As adults who work with young people, we understand the importance of showing kids that we care about them. As Teddy Roosevelt reportedly said, “Nobody cares how much you know until they know how much you care.”
That’s why Express Care leads the list of our Developmental Relationships Framework.
A developmental relationship is a research-based list of what young people need in order to thrive. These are trustworthy, purposeful relationships that help young people . . .
- Discover who they are;
- Cultivate the abilities needed for them to shape their own lives; and
- Learn how to engage with and contribute to the world around them.
Expressing care is the foundation of relationships. When we express care to children, we show them that we like them and want what’s best for them.
We show our kids that we care by how we listen, demonstrate warmth, invest time and energy, and be someone they can count on.
Your Role in Building Developmental Relationships
A large amount of research supports that young people do best when they experience strong, positive relationships in all parts of their lives. When these relationships happen, they are more likely to show signs of positive development in many areas, including:
- Increased academic motivation;
- Increased social-emotional growth and learning;
- Increased sense of personal responsibility; and
- Reduced engagement in a variety of high-risk behaviors.
9 Ways to Express Care
It’s one thing to agree these relationships are important, but applying them requires intentionality and thought. So here are nine ways you can express care to the young people in your life.

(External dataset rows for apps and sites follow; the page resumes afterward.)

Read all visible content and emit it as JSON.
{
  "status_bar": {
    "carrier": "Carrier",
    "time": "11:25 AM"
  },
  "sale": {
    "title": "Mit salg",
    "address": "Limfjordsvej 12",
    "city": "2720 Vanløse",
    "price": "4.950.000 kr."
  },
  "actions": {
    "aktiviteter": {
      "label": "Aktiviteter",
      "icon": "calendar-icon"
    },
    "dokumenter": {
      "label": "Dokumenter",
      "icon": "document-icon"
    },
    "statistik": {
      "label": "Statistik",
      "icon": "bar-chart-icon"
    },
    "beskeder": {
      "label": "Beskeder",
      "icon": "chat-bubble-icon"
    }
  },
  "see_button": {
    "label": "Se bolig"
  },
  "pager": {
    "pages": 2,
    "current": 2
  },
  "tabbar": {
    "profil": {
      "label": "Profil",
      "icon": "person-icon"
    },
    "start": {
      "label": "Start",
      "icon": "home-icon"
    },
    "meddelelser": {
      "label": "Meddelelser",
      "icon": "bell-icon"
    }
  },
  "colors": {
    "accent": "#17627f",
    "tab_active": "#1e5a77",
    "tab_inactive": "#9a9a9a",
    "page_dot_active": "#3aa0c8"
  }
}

- Take time to greet young people each day as they arrive at your school, class, or program. Systematically check in with different young people on a regular basis (not just the same ones every time). Simply saying something like “Hi Jayden, good to see you today. How did your big math test go?” lets them know they’re noticed and you remember a detail about their life.
- Pay attention. Focus on young people when they are talking about things that matter to them. Put away your cell phone. When we get distracted, young people can get the message that other things are more important than they are. They may think “if they really cared, they’d really listen.” In reality, it’s easy to get distracted in our fast-paced world. Putting away our phone and being fully present will help us avoid half-listening to each other.
- Follow up with young people when you learn they are going through something, rather than waiting for them to bring it up again. Or follow up after a big event in their life, such as “How did the soccer game go over the weekend?”
- Make time for lightness. Share in some humor, fun, and laughter amid the practical tasks. Smile, have fun, and show them that you enjoy being with them.
- Asking follow-up questions lets young people know you’re interested and tracking with them; “What was that experience like?” “How did that make you feel?”
- Find satisfaction in doing things for and with young people, even if these things wouldn’t otherwise be important to you.
- Strive to understand and show sensitivity to young people’s feelings. When we are able to sympathize or empathize with the young person, we can better learn to understand their needs, feelings, and motivation for what they do.
- Do what you say you will do, and keep your promises. This builds trust and shows them that you care.
- Ask for more: When young people tell you about something they care about or show you something they have made or done, ask to learn about it. Go beyond nodding or saying “great job”; ask “Why are you interested in or proud of the work?” or “How did you come up with your idea?”
Do you have ideas to express care? We would love to hear them! List them in the comments section below!